Mkt 601- Marketing Management
Twenty years ago, Theodore Levitt published his summation of the Global Market Place, entitled "the Globalization of Markets", in the Harvard Business Review. Within his review he described the emergence of a truly global market for informed consumer products. As a visionary, he predicted that advances in communication and transportation would pave the way for informed consumers to participate in a convergence of tastes. These technological advances has simplified and standardized products, production techniques, and lowered prices of global products far below local competition. "No one is exempt and nothing can stop the process," Levitt explains, "Everywhere, everything gets more and more like everything else as the world's preference structure is relentlessly homogenized." Multinational companies have been engaged in an effort to push standardized products and marketing practices around the world. In their aggressive drive towards standardization, they have pushed many country's local business competitors out of business or just simply bought up the competition.
Globalization of the world began to be referred to as Americanization. American companies accounts for 62% of the worlds 100 most valuable brands, even though America accounted for only 28% of the world's GDP.
However, even as foreign brands saturated their markets, local brands are fighting back and regaining their markets as their products and qualities improve. Many countries are beginning to adopt a philosophy of nationalism and returning to a renewed loyalty to products made with local labor and raw materials.
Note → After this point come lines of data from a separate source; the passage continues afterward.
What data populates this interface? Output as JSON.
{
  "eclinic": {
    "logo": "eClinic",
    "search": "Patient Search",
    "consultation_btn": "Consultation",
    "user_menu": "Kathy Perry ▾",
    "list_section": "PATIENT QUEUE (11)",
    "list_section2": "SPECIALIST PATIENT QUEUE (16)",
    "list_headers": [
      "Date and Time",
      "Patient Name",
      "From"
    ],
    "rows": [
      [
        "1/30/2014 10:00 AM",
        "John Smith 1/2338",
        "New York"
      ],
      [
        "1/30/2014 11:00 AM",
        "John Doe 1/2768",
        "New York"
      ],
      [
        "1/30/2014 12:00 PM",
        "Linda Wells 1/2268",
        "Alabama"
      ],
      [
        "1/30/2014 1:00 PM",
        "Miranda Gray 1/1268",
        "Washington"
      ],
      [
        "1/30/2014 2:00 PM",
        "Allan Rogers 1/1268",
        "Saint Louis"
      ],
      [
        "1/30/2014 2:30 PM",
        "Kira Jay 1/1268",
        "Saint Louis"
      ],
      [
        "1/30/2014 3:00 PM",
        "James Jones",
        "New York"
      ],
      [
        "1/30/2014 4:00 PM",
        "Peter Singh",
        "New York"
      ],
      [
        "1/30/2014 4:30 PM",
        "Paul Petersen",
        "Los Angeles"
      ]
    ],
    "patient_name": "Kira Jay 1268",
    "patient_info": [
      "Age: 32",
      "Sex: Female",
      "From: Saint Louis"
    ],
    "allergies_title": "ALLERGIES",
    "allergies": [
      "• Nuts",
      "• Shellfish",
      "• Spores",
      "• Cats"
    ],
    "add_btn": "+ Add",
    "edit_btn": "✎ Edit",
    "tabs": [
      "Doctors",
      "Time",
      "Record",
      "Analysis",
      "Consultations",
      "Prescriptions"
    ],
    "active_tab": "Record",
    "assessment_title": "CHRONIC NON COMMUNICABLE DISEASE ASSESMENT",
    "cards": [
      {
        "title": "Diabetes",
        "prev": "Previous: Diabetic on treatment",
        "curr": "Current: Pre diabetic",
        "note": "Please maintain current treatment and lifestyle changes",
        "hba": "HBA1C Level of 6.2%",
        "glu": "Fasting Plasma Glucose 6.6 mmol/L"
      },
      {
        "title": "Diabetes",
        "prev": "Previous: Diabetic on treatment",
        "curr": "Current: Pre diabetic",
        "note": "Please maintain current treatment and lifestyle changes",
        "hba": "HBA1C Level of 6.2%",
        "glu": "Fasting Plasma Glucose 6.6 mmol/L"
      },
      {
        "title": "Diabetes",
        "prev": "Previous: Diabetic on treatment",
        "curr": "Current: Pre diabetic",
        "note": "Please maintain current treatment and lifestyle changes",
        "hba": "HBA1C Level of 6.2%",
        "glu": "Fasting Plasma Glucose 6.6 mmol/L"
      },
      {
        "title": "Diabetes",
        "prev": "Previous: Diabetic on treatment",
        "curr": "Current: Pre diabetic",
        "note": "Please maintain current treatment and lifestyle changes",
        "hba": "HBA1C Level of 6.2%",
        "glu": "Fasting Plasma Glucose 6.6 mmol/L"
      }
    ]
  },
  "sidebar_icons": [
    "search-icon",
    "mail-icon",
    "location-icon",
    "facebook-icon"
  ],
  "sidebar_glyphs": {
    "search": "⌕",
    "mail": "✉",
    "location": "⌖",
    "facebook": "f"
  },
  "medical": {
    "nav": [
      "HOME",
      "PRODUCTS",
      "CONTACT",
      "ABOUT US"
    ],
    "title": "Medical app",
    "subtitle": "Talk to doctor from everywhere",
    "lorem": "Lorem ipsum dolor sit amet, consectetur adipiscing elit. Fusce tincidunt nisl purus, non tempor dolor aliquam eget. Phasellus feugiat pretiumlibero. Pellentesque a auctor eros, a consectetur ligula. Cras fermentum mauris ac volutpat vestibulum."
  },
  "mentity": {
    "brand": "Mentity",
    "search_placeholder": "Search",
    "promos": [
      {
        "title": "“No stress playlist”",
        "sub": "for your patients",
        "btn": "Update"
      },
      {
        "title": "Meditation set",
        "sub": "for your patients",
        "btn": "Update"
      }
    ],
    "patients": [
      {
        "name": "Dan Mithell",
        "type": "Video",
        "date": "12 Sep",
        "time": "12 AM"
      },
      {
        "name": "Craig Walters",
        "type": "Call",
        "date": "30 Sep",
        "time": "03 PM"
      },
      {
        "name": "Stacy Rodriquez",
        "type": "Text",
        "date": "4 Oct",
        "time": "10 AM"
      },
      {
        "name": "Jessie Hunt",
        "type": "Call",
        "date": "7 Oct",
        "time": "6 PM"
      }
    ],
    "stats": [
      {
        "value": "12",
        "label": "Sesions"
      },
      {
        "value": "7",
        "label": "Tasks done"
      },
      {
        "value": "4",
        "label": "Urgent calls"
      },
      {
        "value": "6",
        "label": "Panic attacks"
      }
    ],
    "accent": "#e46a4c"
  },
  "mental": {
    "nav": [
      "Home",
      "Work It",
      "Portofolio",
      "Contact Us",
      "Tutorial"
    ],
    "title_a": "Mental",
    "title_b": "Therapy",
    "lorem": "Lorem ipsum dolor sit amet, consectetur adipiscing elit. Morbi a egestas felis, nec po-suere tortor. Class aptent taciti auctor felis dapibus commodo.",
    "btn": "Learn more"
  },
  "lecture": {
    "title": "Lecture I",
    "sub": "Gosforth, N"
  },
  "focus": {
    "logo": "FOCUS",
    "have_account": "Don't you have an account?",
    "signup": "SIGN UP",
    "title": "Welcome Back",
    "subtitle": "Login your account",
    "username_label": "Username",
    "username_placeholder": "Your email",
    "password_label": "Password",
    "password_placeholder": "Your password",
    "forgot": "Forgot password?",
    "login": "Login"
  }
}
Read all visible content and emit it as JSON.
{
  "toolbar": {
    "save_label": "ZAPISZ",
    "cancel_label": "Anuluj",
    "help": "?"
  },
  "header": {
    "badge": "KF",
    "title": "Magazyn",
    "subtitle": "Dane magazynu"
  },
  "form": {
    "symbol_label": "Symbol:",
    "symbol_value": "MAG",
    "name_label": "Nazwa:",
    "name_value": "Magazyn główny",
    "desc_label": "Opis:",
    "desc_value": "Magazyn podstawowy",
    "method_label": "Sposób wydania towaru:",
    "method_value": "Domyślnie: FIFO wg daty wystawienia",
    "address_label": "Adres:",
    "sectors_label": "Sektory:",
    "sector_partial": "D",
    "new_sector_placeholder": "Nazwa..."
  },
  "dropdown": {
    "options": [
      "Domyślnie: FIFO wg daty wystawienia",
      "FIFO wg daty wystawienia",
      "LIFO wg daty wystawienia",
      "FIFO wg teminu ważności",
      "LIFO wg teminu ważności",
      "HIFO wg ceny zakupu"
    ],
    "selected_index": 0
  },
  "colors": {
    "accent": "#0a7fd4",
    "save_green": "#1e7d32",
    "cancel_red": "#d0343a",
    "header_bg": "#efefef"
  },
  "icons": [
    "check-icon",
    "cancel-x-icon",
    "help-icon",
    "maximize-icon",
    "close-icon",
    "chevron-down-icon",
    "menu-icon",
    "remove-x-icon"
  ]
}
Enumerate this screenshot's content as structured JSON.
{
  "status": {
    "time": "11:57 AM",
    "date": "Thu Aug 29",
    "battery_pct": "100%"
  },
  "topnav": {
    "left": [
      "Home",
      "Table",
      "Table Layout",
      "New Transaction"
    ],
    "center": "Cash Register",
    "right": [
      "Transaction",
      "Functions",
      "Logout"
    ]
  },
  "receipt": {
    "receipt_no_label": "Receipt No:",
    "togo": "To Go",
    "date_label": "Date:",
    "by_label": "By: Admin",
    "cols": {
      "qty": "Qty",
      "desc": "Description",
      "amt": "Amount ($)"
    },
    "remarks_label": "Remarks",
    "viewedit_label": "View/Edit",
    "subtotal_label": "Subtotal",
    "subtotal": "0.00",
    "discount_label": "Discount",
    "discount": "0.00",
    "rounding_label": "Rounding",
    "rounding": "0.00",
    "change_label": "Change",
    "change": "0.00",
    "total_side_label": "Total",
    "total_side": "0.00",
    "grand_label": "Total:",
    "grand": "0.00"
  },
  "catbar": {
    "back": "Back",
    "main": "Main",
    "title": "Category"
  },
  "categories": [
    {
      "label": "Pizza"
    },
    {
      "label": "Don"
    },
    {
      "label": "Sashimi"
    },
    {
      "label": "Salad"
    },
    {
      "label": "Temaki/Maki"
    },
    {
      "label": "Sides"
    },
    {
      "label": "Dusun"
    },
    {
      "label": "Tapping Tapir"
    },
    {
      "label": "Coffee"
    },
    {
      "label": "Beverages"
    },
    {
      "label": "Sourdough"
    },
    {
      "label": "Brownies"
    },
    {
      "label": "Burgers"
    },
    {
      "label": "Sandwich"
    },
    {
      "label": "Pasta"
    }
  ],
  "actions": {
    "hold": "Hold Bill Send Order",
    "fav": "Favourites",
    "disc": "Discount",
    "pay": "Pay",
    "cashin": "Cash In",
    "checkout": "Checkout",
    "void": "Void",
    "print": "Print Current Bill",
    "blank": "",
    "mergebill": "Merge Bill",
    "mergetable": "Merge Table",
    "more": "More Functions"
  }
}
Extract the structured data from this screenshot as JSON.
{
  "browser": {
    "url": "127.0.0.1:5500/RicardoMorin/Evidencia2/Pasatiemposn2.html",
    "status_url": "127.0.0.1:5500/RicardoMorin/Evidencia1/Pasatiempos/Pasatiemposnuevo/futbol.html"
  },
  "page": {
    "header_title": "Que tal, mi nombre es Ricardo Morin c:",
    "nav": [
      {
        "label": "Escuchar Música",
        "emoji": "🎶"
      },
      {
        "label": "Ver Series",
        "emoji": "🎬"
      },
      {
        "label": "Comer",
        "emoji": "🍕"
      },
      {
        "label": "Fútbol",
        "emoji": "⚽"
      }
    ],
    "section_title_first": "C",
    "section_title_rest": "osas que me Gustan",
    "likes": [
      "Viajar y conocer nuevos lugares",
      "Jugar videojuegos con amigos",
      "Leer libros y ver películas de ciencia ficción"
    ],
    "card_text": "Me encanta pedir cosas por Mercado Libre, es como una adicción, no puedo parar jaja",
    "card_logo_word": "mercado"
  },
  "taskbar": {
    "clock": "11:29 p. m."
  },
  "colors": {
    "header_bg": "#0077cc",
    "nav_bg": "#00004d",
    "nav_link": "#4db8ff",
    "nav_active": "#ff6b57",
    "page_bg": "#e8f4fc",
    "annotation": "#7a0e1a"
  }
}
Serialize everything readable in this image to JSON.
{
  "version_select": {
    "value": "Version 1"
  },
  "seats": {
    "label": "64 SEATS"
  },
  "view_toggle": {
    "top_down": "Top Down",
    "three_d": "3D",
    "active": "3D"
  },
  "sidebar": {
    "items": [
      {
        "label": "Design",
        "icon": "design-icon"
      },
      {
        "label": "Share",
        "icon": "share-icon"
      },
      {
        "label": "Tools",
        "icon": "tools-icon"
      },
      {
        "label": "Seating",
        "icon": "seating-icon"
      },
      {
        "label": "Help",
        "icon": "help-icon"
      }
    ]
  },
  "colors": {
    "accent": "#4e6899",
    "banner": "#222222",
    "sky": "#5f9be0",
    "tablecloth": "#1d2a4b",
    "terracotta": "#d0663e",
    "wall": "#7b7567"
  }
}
The concept of marketing evolved from a need for people to exchange goods and services, between one another. This exchange process was called the barter system. Over time this concept of exchanges has evolved to incorporate, trading posts, traveling salesman, stores and now e-commerce. This led to the standardization of monetary systems, from stone to metals,